A miserable wife, a terrible life. What could make it better for poor Ethan Frome? The infatuation with a woman he could never have? Mattie was Zeenas distant relative who stayed with the pitiful couple, and helped around the house. Mattie made Ethans life so much more worthwhile, or so he thought. It was the first time that Mattie had ever written to him, and the possession of the paper gave him a strange new sense of her nearness; yet it deepened his anguish by reminding him that henceforth they would have e no other way of communicating with each other. For the life of her smile, the warmth of her voice, only cold paper and dead words! (p. 94) Perhaps Ethan would never be happy. Not even a lovely note from the woman he loved was enough for Ethan. He was always in need of more. No one ever gave him enough.


At one point it seems as if Ethan makes an attempt to save his horrid life and run off with Mattie. He would leave behind his wife whom he loathed and and his hidden love for Mattie. But, this wonderful thought pulls him back. With the sudden perception of the point to which his madness had carried him, the madness fell and he saw his life before him as it was. He was a poor man, the husband of a sickly woman, when his desertion would leave alone and destitute; and even if he had had the heart to desert her he could have done so only by deceiving tow kindly people who had pitied him. (p. 103) After all of the lying, cheating, and hating, he still cannot leave and enjoy a life full of happiness and freedom. He feels like he owes his wife something, or maybe he loves his misery.

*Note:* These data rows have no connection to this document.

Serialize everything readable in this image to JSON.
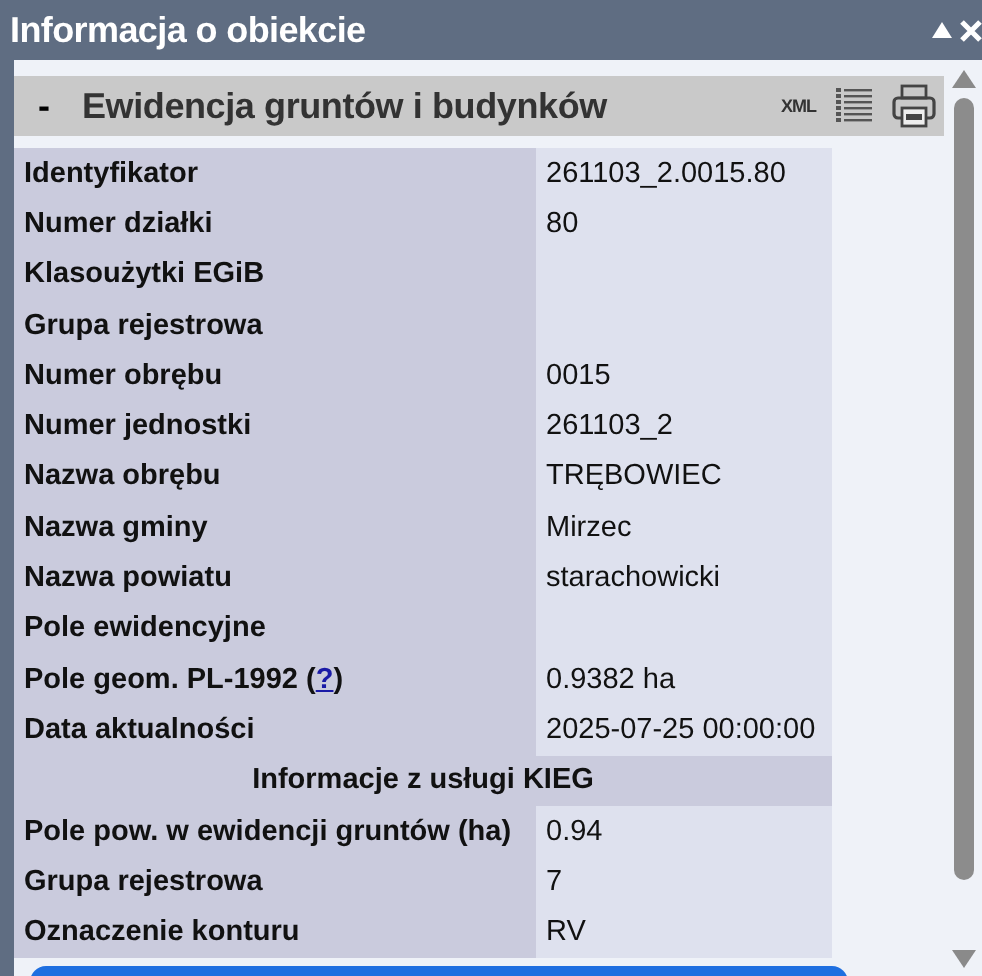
{
  "window": {
    "title": "Informacja o obiekcie"
  },
  "section": {
    "toggle": "-",
    "title": "Ewidencja gruntów i budynków",
    "xml": "XML"
  },
  "rows": [
    {
      "kind": "field",
      "label": "Identyfikator",
      "value": "261103_2.0015.80"
    },
    {
      "kind": "field",
      "label": "Numer działki",
      "value": "80"
    },
    {
      "kind": "field",
      "label": "Klasoużytki EGiB"
    },
    {
      "kind": "field",
      "label": "Grupa rejestrowa"
    },
    {
      "kind": "field",
      "label": "Numer obrębu",
      "value": "0015"
    },
    {
      "kind": "field",
      "label": "Numer jednostki",
      "value": "261103_2"
    },
    {
      "kind": "field",
      "label": "Nazwa obrębu",
      "value": "TRĘBOWIEC"
    },
    {
      "kind": "field",
      "label": "Nazwa gminy",
      "value": "Mirzec"
    },
    {
      "kind": "field",
      "label": "Nazwa powiatu",
      "value": "starachowicki"
    },
    {
      "kind": "field",
      "label": "Pole ewidencyjne"
    },
    {
      "kind": "field",
      "label": "Pole geom. PL-1992 (",
      "link": "?",
      "label_after": ")",
      "value": "0.9382 ha"
    },
    {
      "kind": "field",
      "label": "Data aktualności",
      "value": "2025-07-25 00:00:00"
    },
    {
      "kind": "heading",
      "label": "Informacje z usługi KIEG"
    },
    {
      "kind": "field",
      "label": "Pole pow. w ewidencji gruntów (ha)",
      "value": "0.94"
    },
    {
      "kind": "field",
      "label": "Grupa rejestrowa",
      "value": "7"
    },
    {
      "kind": "field",
      "label": "Oznaczenie konturu",
      "value": "RV"
    }
  ]
}
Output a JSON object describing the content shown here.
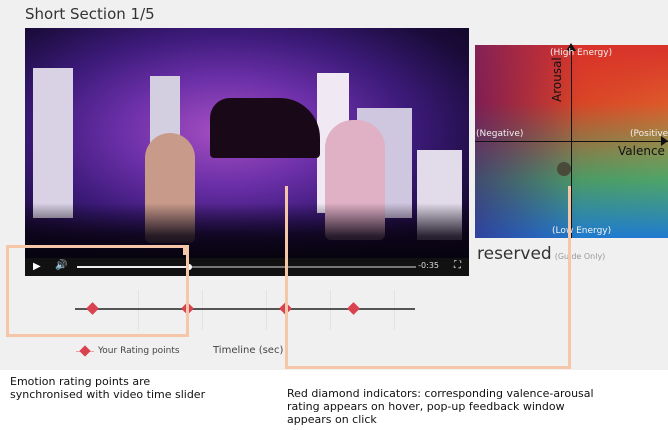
{
  "header": {
    "title": "Short Section 1/5"
  },
  "video": {
    "play_icon": "play-icon",
    "volume_icon": "volume-icon",
    "fullscreen_icon": "fullscreen-icon",
    "time_remaining": "-0:35",
    "progress": 0.33
  },
  "emotion_grid": {
    "top_label": "(High Energy)",
    "bottom_label": "(Low Energy)",
    "left_label": "(Negative)",
    "right_label": "(Positive)",
    "y_axis_name": "Arousal",
    "x_axis_name": "Valence",
    "colors": {
      "red": "#c01a1a",
      "yellow": "#e8b22a",
      "green": "#28aa78",
      "blue": "#1f7ad0"
    }
  },
  "reserved": {
    "text": "reserved",
    "note": "(Guide Only)"
  },
  "timeline": {
    "rating_points": [
      0.05,
      0.33,
      0.62,
      0.82
    ],
    "legend_label": "Your Rating points",
    "axis_label": "Timeline (sec)",
    "diamond_color": "#d94350"
  },
  "annotations": {
    "left": [
      "Emotion rating points are",
      "synchronised with video time slider"
    ],
    "right": [
      "Red diamond indicators: corresponding valence-arousal",
      "rating appears on hover, pop-up feedback window",
      "appears on click"
    ]
  }
}
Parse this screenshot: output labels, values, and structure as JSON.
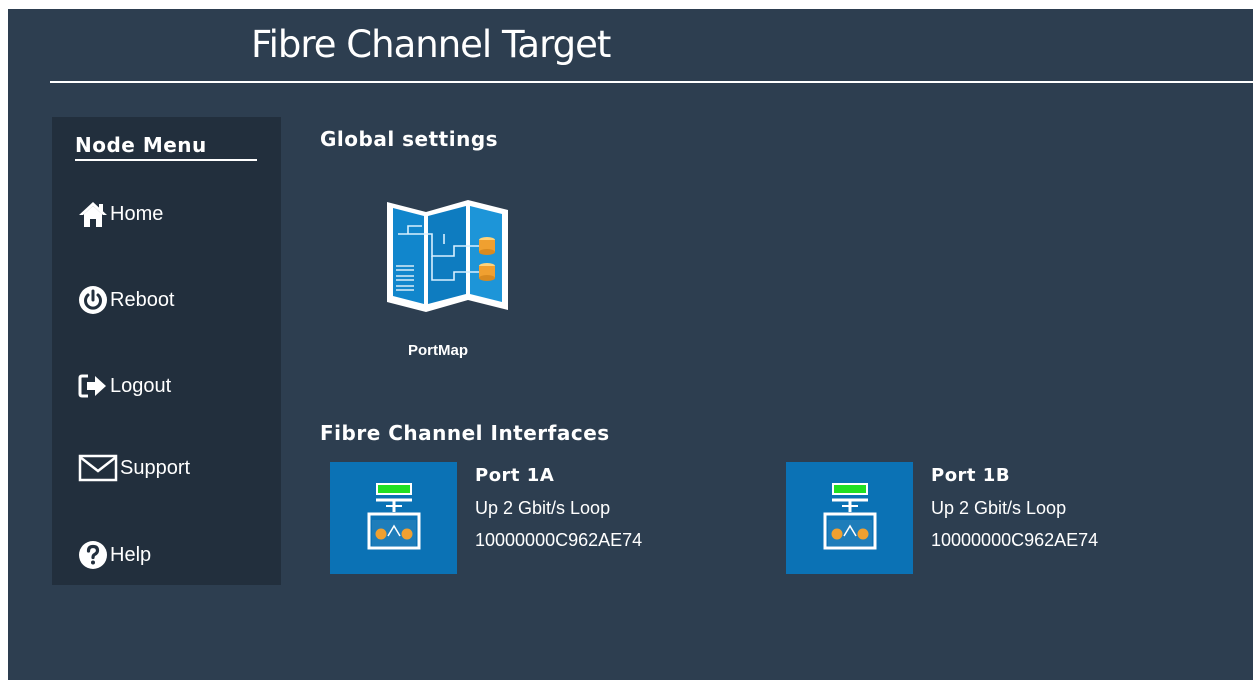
{
  "page": {
    "title": "Fibre Channel Target"
  },
  "sidebar": {
    "heading": "Node Menu",
    "items": [
      {
        "label": "Home",
        "icon": "home-icon"
      },
      {
        "label": "Reboot",
        "icon": "power-icon"
      },
      {
        "label": "Logout",
        "icon": "logout-icon"
      },
      {
        "label": "Support",
        "icon": "envelope-icon"
      },
      {
        "label": "Help",
        "icon": "question-icon"
      }
    ]
  },
  "global_settings": {
    "heading": "Global settings",
    "apps": [
      {
        "label": "PortMap",
        "icon": "portmap-icon"
      }
    ]
  },
  "interfaces": {
    "heading": "Fibre Channel Interfaces",
    "ports": [
      {
        "name": "Port 1A",
        "status": "Up 2 Gbit/s Loop",
        "wwn": "10000000C962AE74",
        "icon": "port-icon"
      },
      {
        "name": "Port 1B",
        "status": "Up 2 Gbit/s Loop",
        "wwn": "10000000C962AE74",
        "icon": "port-icon"
      }
    ]
  },
  "colors": {
    "background": "#2d3e50",
    "sidebar": "#222f3d",
    "tile": "#0b72b5",
    "link_led": "#22e022",
    "connector": "#f0a030"
  }
}
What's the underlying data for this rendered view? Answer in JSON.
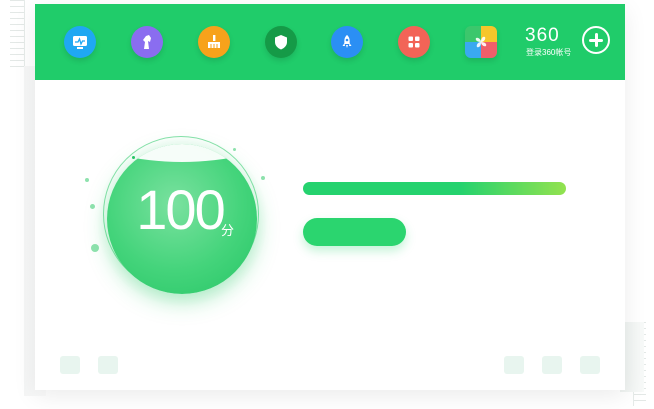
{
  "window": {
    "accent_color": "#20cc6a",
    "background": "#ffffff"
  },
  "toolbar": {
    "icons": [
      {
        "name": "monitor-icon",
        "color": "#1fa8f2"
      },
      {
        "name": "horse-icon",
        "color": "#8a6df0"
      },
      {
        "name": "broom-icon",
        "color": "#f7a21b"
      },
      {
        "name": "shield-icon",
        "color": "#159a47"
      },
      {
        "name": "rocket-icon",
        "color": "#2b8ff4"
      },
      {
        "name": "apps-grid-icon",
        "color": "#f26457"
      },
      {
        "name": "pinwheel-icon",
        "color": "#f6c62b"
      }
    ],
    "brand_number": "360",
    "brand_subtext": "登录360帐号",
    "add_icon": "plus-circle-icon"
  },
  "score": {
    "value": "100",
    "unit": "分"
  },
  "progress": {
    "fraction": 1.0,
    "gradient_start": "#25d26e",
    "gradient_end": "#93e24f"
  }
}
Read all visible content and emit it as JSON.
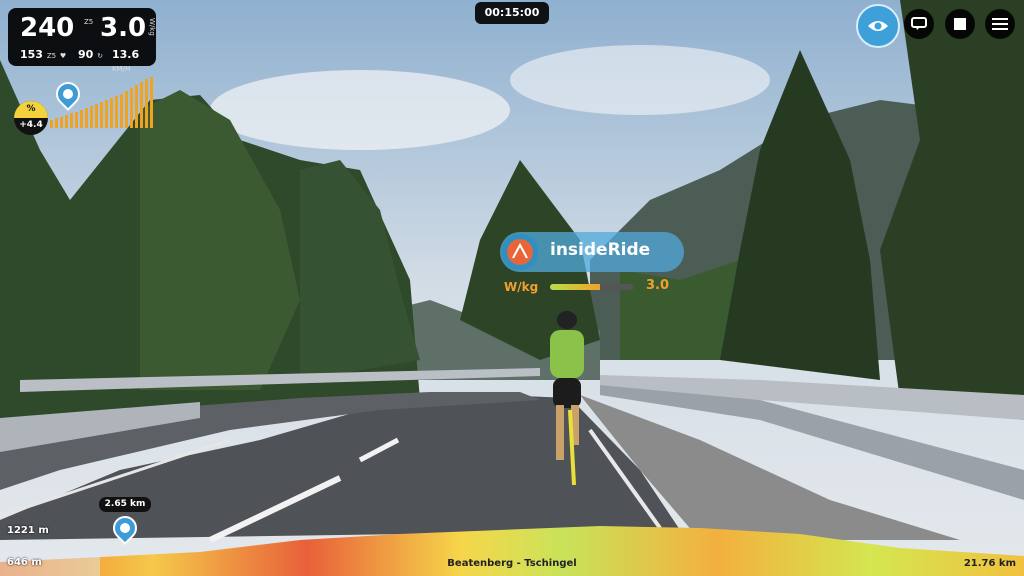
{
  "stats": {
    "power": "240",
    "power_zone": "Z5",
    "wkg": "3.0",
    "wkg_unit": "W/kg",
    "heart_rate": "153",
    "hr_zone": "Z5",
    "cadence": "90",
    "speed": "13.6",
    "speed_unit": "KM/H"
  },
  "grade": {
    "symbol": "%",
    "value": "+4.4"
  },
  "timer": "00:15:00",
  "rider": {
    "name": "insideRide",
    "wkg_label": "W/kg",
    "wkg_value": "3.0",
    "wkg_fraction": 0.6
  },
  "elevation": {
    "top": "1221 m",
    "bottom": "646 m",
    "position_label": "2.65 km",
    "route_name": "Beatenberg - Tschingel",
    "total_distance": "21.76 km"
  },
  "icons": {
    "view": "eye-icon",
    "chat": "chat-icon",
    "stop": "stop-icon",
    "menu": "hamburger-menu-icon"
  },
  "colors": {
    "accent_blue": "#3da0d8",
    "grade_yellow": "#f3d23c",
    "wkg_orange": "#f3a02a"
  }
}
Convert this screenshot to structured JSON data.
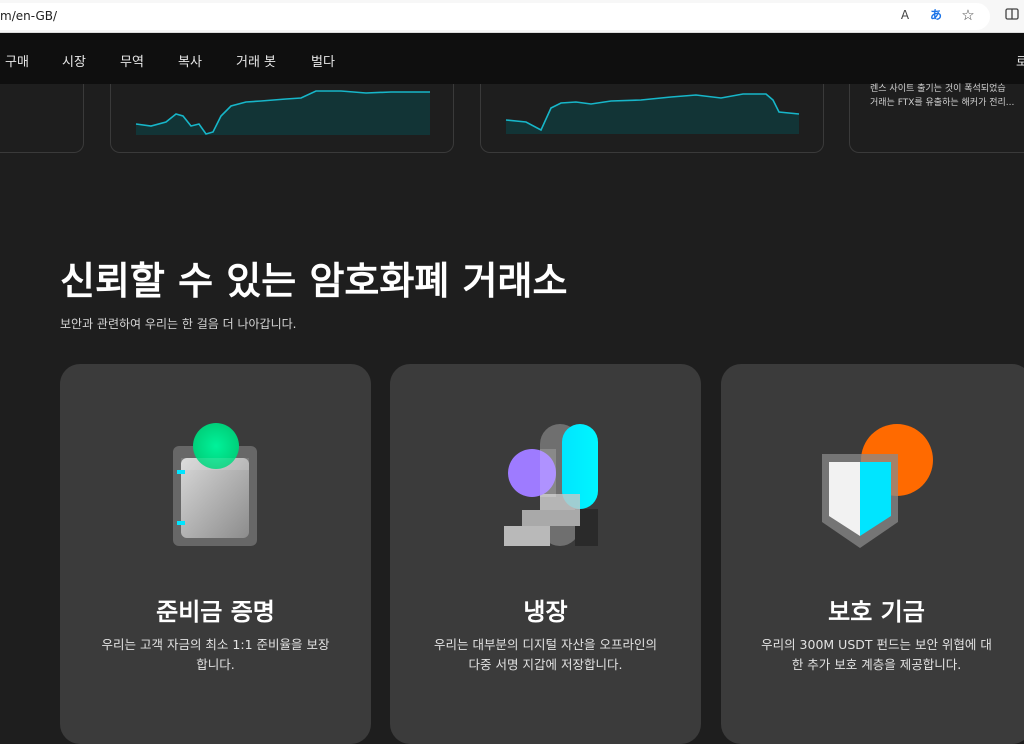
{
  "browser": {
    "url": "m/en-GB/",
    "read_aloud_icon": "A",
    "translate_icon": "あ",
    "favorite_icon": "☆",
    "reading_view_icon": "▯▯"
  },
  "nav": {
    "items": [
      "구매",
      "시장",
      "무역",
      "복사",
      "거래 봇",
      "벌다"
    ],
    "right_partial": "로"
  },
  "news_card": {
    "line1": "렌스 사이트 출기는 것이 폭석되었습",
    "line2": "거래는 FTX를 유출하는 해커가 전리..."
  },
  "hero": {
    "title": "신뢰할 수 있는 암호화폐 거래소",
    "subtitle": "보안과 관련하여 우리는 한 걸음 더 나아갑니다."
  },
  "features": [
    {
      "title": "준비금 증명",
      "desc_line1": "우리는 고객 자금의 최소 1:1 준비율을 보장",
      "desc_line2": "합니다.",
      "icon": "reserve-wallet-icon"
    },
    {
      "title": "냉장",
      "desc_line1": "우리는 대부분의 디지털 자산을 오프라인의",
      "desc_line2": "다중 서명 지갑에 저장합니다.",
      "icon": "cold-storage-icon"
    },
    {
      "title": "보호 기금",
      "desc_line1": "우리의 300M USDT 펀드는 보안 위협에 대",
      "desc_line2": "한 추가 보호 계층을 제공합니다.",
      "icon": "shield-fund-icon"
    }
  ],
  "colors": {
    "accent_cyan": "#00e5ff",
    "green": "#00e58a",
    "purple": "#9e7bff",
    "orange": "#ff6a00",
    "chart_line": "#17b6c9"
  }
}
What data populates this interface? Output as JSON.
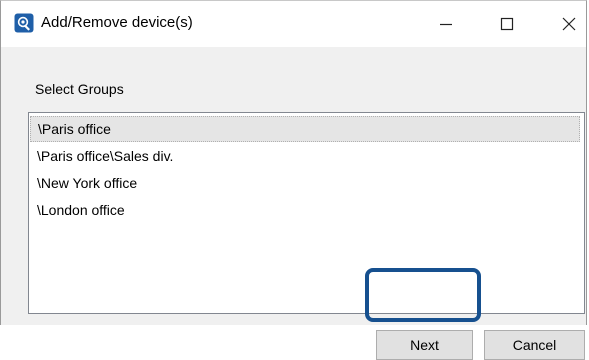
{
  "window": {
    "title": "Add/Remove device(s)",
    "app_icon": "device-management-icon",
    "controls": {
      "minimize": "minimize-icon",
      "maximize": "maximize-icon",
      "close": "close-icon"
    }
  },
  "main": {
    "select_label": "Select Groups",
    "groups": [
      {
        "label": "\\Paris office",
        "selected": true
      },
      {
        "label": "\\Paris office\\Sales div.",
        "selected": false
      },
      {
        "label": "\\New York office",
        "selected": false
      },
      {
        "label": "\\London office",
        "selected": false
      }
    ]
  },
  "buttons": {
    "next_label": "Next",
    "cancel_label": "Cancel"
  },
  "colors": {
    "highlight": "#16508f",
    "selection": "#e5e5e5",
    "dialog_bg": "#f0f0f0"
  }
}
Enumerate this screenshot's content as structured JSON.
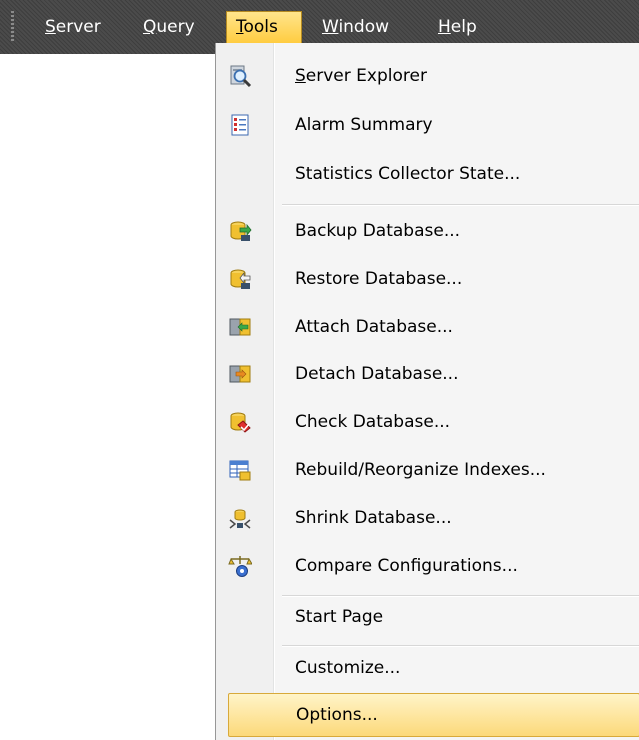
{
  "menubar": {
    "items": [
      {
        "key": "server",
        "accel": "S",
        "rest": "erver"
      },
      {
        "key": "query",
        "accel": "Q",
        "rest": "uery"
      },
      {
        "key": "tools",
        "accel": "T",
        "rest": "ools"
      },
      {
        "key": "window",
        "accel": "W",
        "rest": "indow"
      },
      {
        "key": "help",
        "accel": "H",
        "rest": "elp"
      }
    ],
    "open_menu": "Tools"
  },
  "tools_menu": {
    "items": [
      {
        "label_accel": "S",
        "label_rest": "erver Explorer",
        "icon": "magnifier-server-icon"
      },
      {
        "label": "Alarm Summary",
        "icon": "alarm-list-icon"
      },
      {
        "label": "Statistics Collector State...",
        "icon": ""
      },
      {
        "label": "Backup Database...",
        "icon": "backup-database-icon"
      },
      {
        "label": "Restore Database...",
        "icon": "restore-database-icon"
      },
      {
        "label": "Attach Database...",
        "icon": "attach-database-icon"
      },
      {
        "label": "Detach Database...",
        "icon": "detach-database-icon"
      },
      {
        "label": "Check Database...",
        "icon": "check-database-icon"
      },
      {
        "label": "Rebuild/Reorganize Indexes...",
        "icon": "rebuild-indexes-icon"
      },
      {
        "label": "Shrink Database...",
        "icon": "shrink-database-icon"
      },
      {
        "label": "Compare Configurations...",
        "icon": "compare-configurations-icon"
      },
      {
        "label": "Start Page",
        "icon": ""
      },
      {
        "label": "Customize...",
        "icon": ""
      },
      {
        "label": "Options...",
        "icon": "",
        "highlighted": true
      }
    ]
  }
}
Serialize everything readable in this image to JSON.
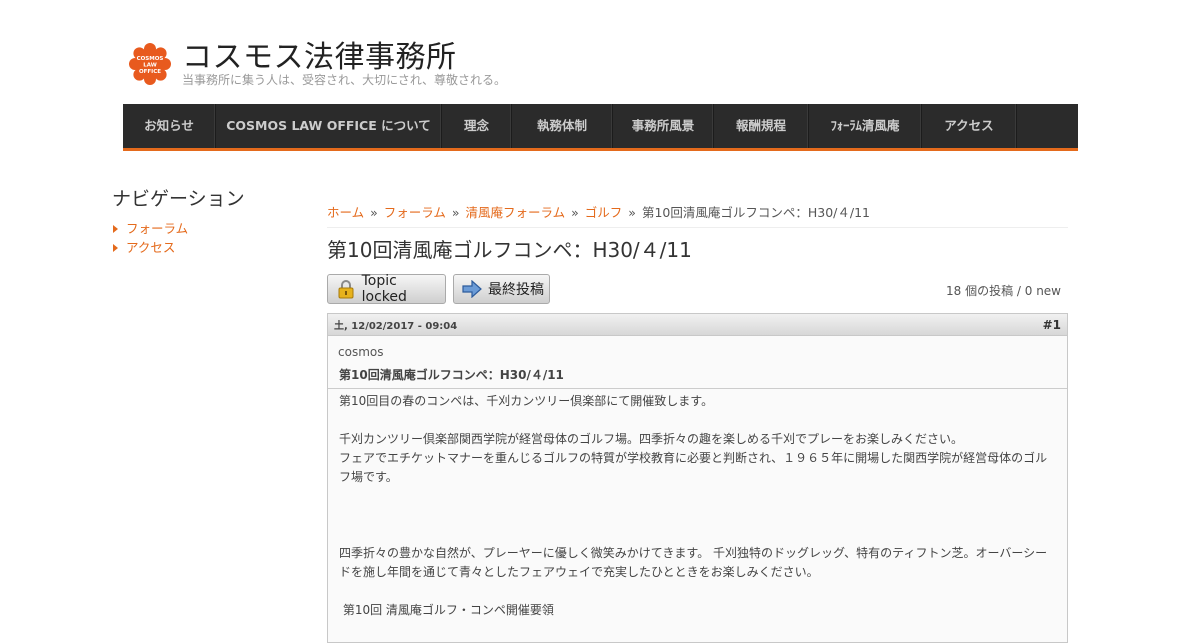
{
  "site": {
    "name": "コスモス法律事務所",
    "slogan": "当事務所に集う人は、受容され、大切にされ、尊敬される。",
    "logo_text": "COSMOS LAW OFFICE",
    "brand_color": "#e46a1c"
  },
  "nav": [
    {
      "label": "お知らせ"
    },
    {
      "label": "COSMOS LAW OFFICE について"
    },
    {
      "label": "理念"
    },
    {
      "label": "執務体制"
    },
    {
      "label": "事務所風景"
    },
    {
      "label": "報酬規程"
    },
    {
      "label": "ﾌｫｰﾗﾑ清風庵"
    },
    {
      "label": "アクセス"
    }
  ],
  "sidebar": {
    "title": "ナビゲーション",
    "items": [
      {
        "label": "フォーラム"
      },
      {
        "label": "アクセス"
      }
    ]
  },
  "breadcrumb": {
    "links": [
      "ホーム",
      "フォーラム",
      "清風庵フォーラム",
      "ゴルフ"
    ],
    "separator": "»",
    "current": "第10回清風庵ゴルフコンペ：H30/４/11"
  },
  "page_title": "第10回清風庵ゴルフコンペ：H30/４/11",
  "buttons": {
    "locked": "Topic locked",
    "last_post": "最終投稿"
  },
  "post_count": "18 個の投稿 / 0 new",
  "post": {
    "date": "土, 12/02/2017 - 09:04",
    "number": "#1",
    "author": "cosmos",
    "subject": "第10回清風庵ゴルフコンペ：H30/４/11",
    "paragraphs": [
      "第10回目の春のコンペは、千刈カンツリー倶楽部にて開催致します。",
      "",
      "千刈カンツリー倶楽部関西学院が経営母体のゴルフ場。四季折々の趣を楽しめる千刈でプレーをお楽しみください。",
      "フェアでエチケットマナーを重んじるゴルフの特質が学校教育に必要と判断され、１９６５年に開場した関西学院が経営母体のゴルフ場です。",
      "",
      "",
      "",
      "四季折々の豊かな自然が、プレーヤーに優しく微笑みかけてきます。 千刈独特のドッグレッグ、特有のティフトン芝。オーバーシードを施し年間を通じて青々としたフェアウェイで充実したひとときをお楽しみください。",
      "",
      " 第10回 清風庵ゴルフ・コンペ開催要領"
    ]
  }
}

The thought of suicide comes into the mind of his forbidden love and they decide to go coasting and run into a tree, killing themselves so they can live happily together in the after life. Their fate was already sealed for them. After the crash Mattie turned into the woman he was trying to get away from in the first place, Zeena. After all the wasted time, Ethan was happy, he just did not know it. This was his life, he was destined to be an unhappy person. It was in the Frome blood. But, were all of the problems necessary? Ethan created problems in his life with Zeena because he wanted to. He was always looking for something better, never just settling for what he had. No one forced him to Marry Zeena, but he did. Ethan Frome thrived on misery and now he was truly happy, he was miserable with the two women he loved.